(YOUR INSTRUCTIONS)
Would you copy every line of the listing below that includes the word "rate"?

(INFORMATION SUPPLIED)
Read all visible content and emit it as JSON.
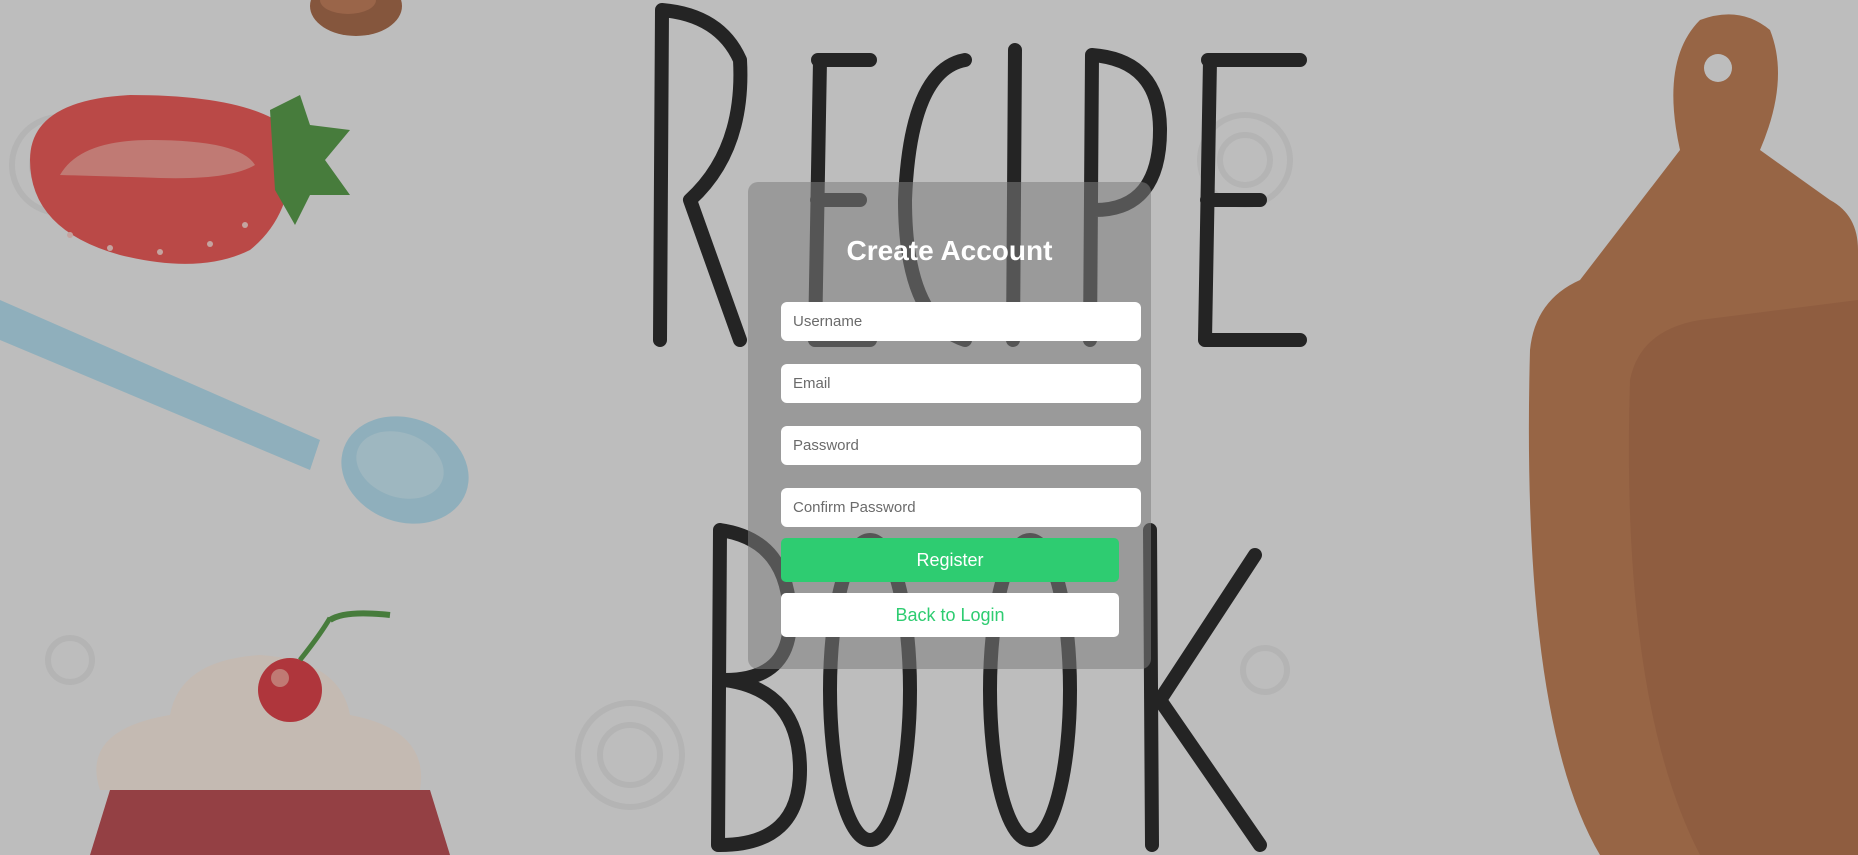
{
  "form": {
    "title": "Create Account",
    "fields": {
      "username_placeholder": "Username",
      "email_placeholder": "Email",
      "password_placeholder": "Password",
      "confirm_password_placeholder": "Confirm Password"
    },
    "register_label": "Register",
    "back_label": "Back to Login"
  },
  "colors": {
    "accent": "#2ecc71",
    "button_text": "#ffffff",
    "card_overlay": "rgba(125,125,125,0.55)"
  },
  "background": {
    "illustrations": [
      "strawberry-icon",
      "spoon-icon",
      "cupcake-icon",
      "cutting-board-icon",
      "chocolate-ball-icon"
    ],
    "lettering": "RECIPE BOOK"
  }
}
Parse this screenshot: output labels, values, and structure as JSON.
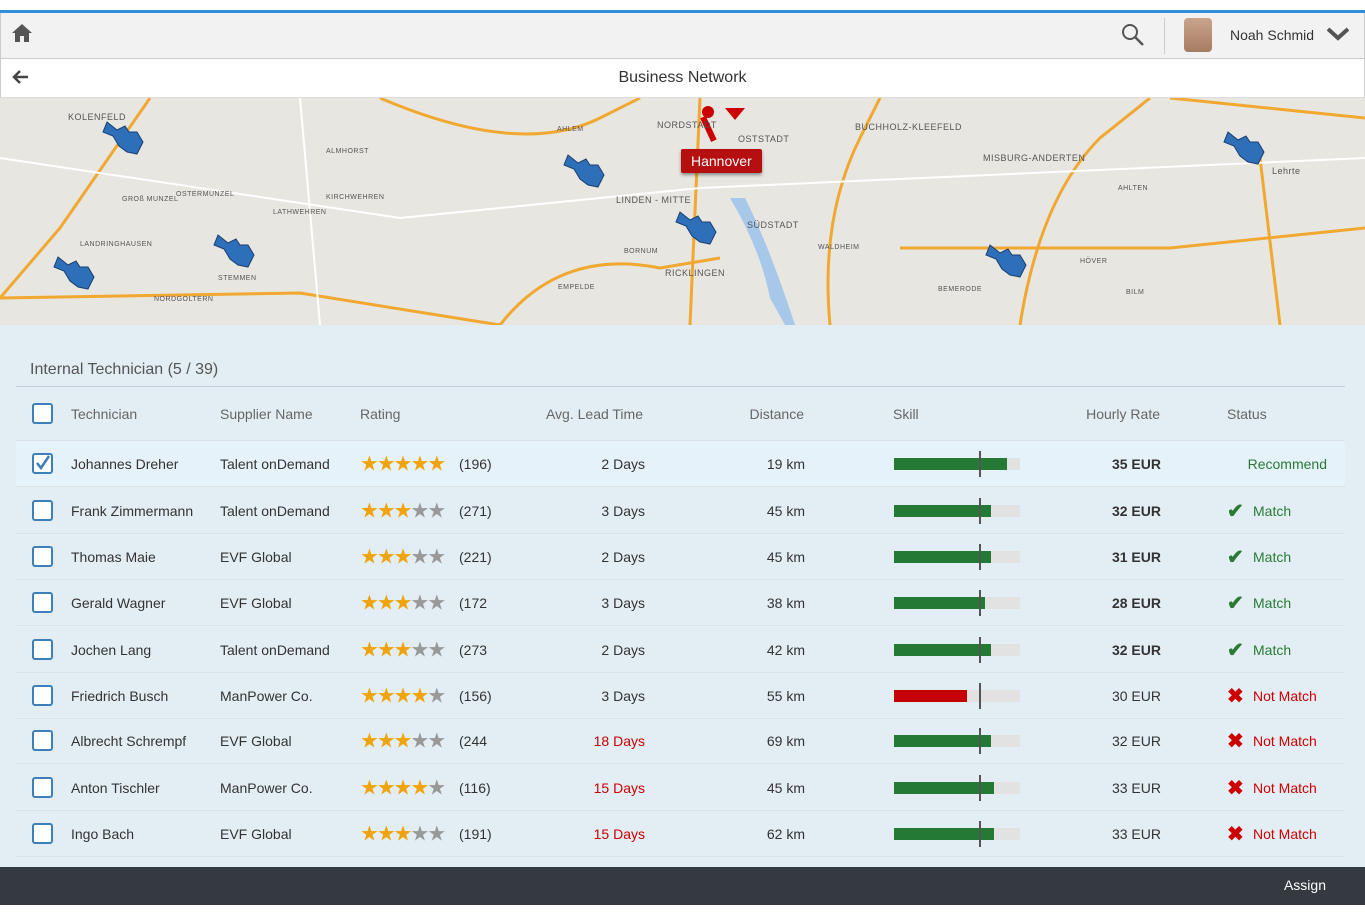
{
  "header": {
    "user_name": "Noah Schmid",
    "page_title": "Business Network"
  },
  "map": {
    "city_label": "Hannover",
    "place_labels": [
      "KOLENFELD",
      "NORDSTADT",
      "OSTSTADT",
      "BUCHHOLZ-KLEEFELD",
      "MISBURG-ANDERTEN",
      "LINDEN - MITTE",
      "SÜDSTADT",
      "RICKLINGEN",
      "Lehrte",
      "LANDRINGHAUSEN",
      "STEMMEN",
      "NORDGOLTERN",
      "ALMHORST",
      "KIRCHWEHREN",
      "LATHWEHREN",
      "GROß MUNZEL",
      "OSTERMUNZEL",
      "AHLEM",
      "BORNUM",
      "EMPELDE",
      "WALDHEIM",
      "BEMERODE",
      "AHLTEN",
      "HÖVER",
      "BILM"
    ]
  },
  "section": {
    "title": "Internal Technician (5 / 39)"
  },
  "table": {
    "headers": {
      "technician": "Technician",
      "supplier": "Supplier Name",
      "rating": "Rating",
      "lead_time": "Avg. Lead Time",
      "distance": "Distance",
      "skill": "Skill",
      "rate": "Hourly Rate",
      "status": "Status"
    },
    "rows": [
      {
        "technician": "Johannes Dreher",
        "supplier": "Talent onDemand",
        "stars": 5,
        "count": "(196)",
        "lead_time": "2 Days",
        "lead_late": false,
        "distance": "19 km",
        "skill": 90,
        "skill_ok": true,
        "rate": "35 EUR",
        "status": "Recommend",
        "status_type": "recommend",
        "selected": true
      },
      {
        "technician": "Frank Zimmermann",
        "supplier": "Talent onDemand",
        "stars": 3,
        "count": "(271)",
        "lead_time": "3 Days",
        "lead_late": false,
        "distance": "45 km",
        "skill": 77,
        "skill_ok": true,
        "rate": "32 EUR",
        "status": "Match",
        "status_type": "match",
        "selected": false
      },
      {
        "technician": "Thomas Maie",
        "supplier": "EVF Global",
        "stars": 3,
        "count": "(221)",
        "lead_time": "2 Days",
        "lead_late": false,
        "distance": "45 km",
        "skill": 77,
        "skill_ok": true,
        "rate": "31 EUR",
        "status": "Match",
        "status_type": "match",
        "selected": false
      },
      {
        "technician": "Gerald Wagner",
        "supplier": "EVF Global",
        "stars": 3,
        "count": "(172",
        "lead_time": "3 Days",
        "lead_late": false,
        "distance": "38 km",
        "skill": 72,
        "skill_ok": true,
        "rate": "28 EUR",
        "status": "Match",
        "status_type": "match",
        "selected": false
      },
      {
        "technician": "Jochen Lang",
        "supplier": "Talent onDemand",
        "stars": 3,
        "count": "(273",
        "lead_time": "2 Days",
        "lead_late": false,
        "distance": "42 km",
        "skill": 77,
        "skill_ok": true,
        "rate": "32 EUR",
        "status": "Match",
        "status_type": "match",
        "selected": false
      },
      {
        "technician": "Friedrich Busch",
        "supplier": "ManPower Co.",
        "stars": 4,
        "count": "(156)",
        "lead_time": "3 Days",
        "lead_late": false,
        "distance": "55 km",
        "skill": 58,
        "skill_ok": false,
        "rate": "30 EUR",
        "status": "Not Match",
        "status_type": "nomatch",
        "selected": false
      },
      {
        "technician": "Albrecht Schrempf",
        "supplier": "EVF Global",
        "stars": 3,
        "count": "(244",
        "lead_time": "18 Days",
        "lead_late": true,
        "distance": "69 km",
        "skill": 77,
        "skill_ok": true,
        "rate": "32 EUR",
        "status": "Not Match",
        "status_type": "nomatch",
        "selected": false
      },
      {
        "technician": "Anton  Tischler",
        "supplier": "ManPower Co.",
        "stars": 4,
        "count": "(116)",
        "lead_time": "15 Days",
        "lead_late": true,
        "distance": "45 km",
        "skill": 79,
        "skill_ok": true,
        "rate": "33 EUR",
        "status": "Not Match",
        "status_type": "nomatch",
        "selected": false
      },
      {
        "technician": "Ingo Bach",
        "supplier": "EVF Global",
        "stars": 3,
        "count": "(191)",
        "lead_time": "15 Days",
        "lead_late": true,
        "distance": "62 km",
        "skill": 79,
        "skill_ok": true,
        "rate": "33 EUR",
        "status": "Not Match",
        "status_type": "nomatch",
        "selected": false
      }
    ]
  },
  "footer": {
    "assign_label": "Assign"
  },
  "colors": {
    "accent": "#2f8fd8",
    "match": "#2a7a35",
    "not_match": "#cc0000",
    "footer": "#353a40"
  }
}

(ANSWER SPACE)
      "rate": "Hourly Rate",
        "rate": "35 EUR",
        "rate": "32 EUR",
        "rate": "31 EUR",
        "rate": "28 EUR",
        "rate": "32 EUR",
        "rate": "30 EUR",
        "rate": "32 EUR",
        "rate": "33 EUR",
        "rate": "33 EUR",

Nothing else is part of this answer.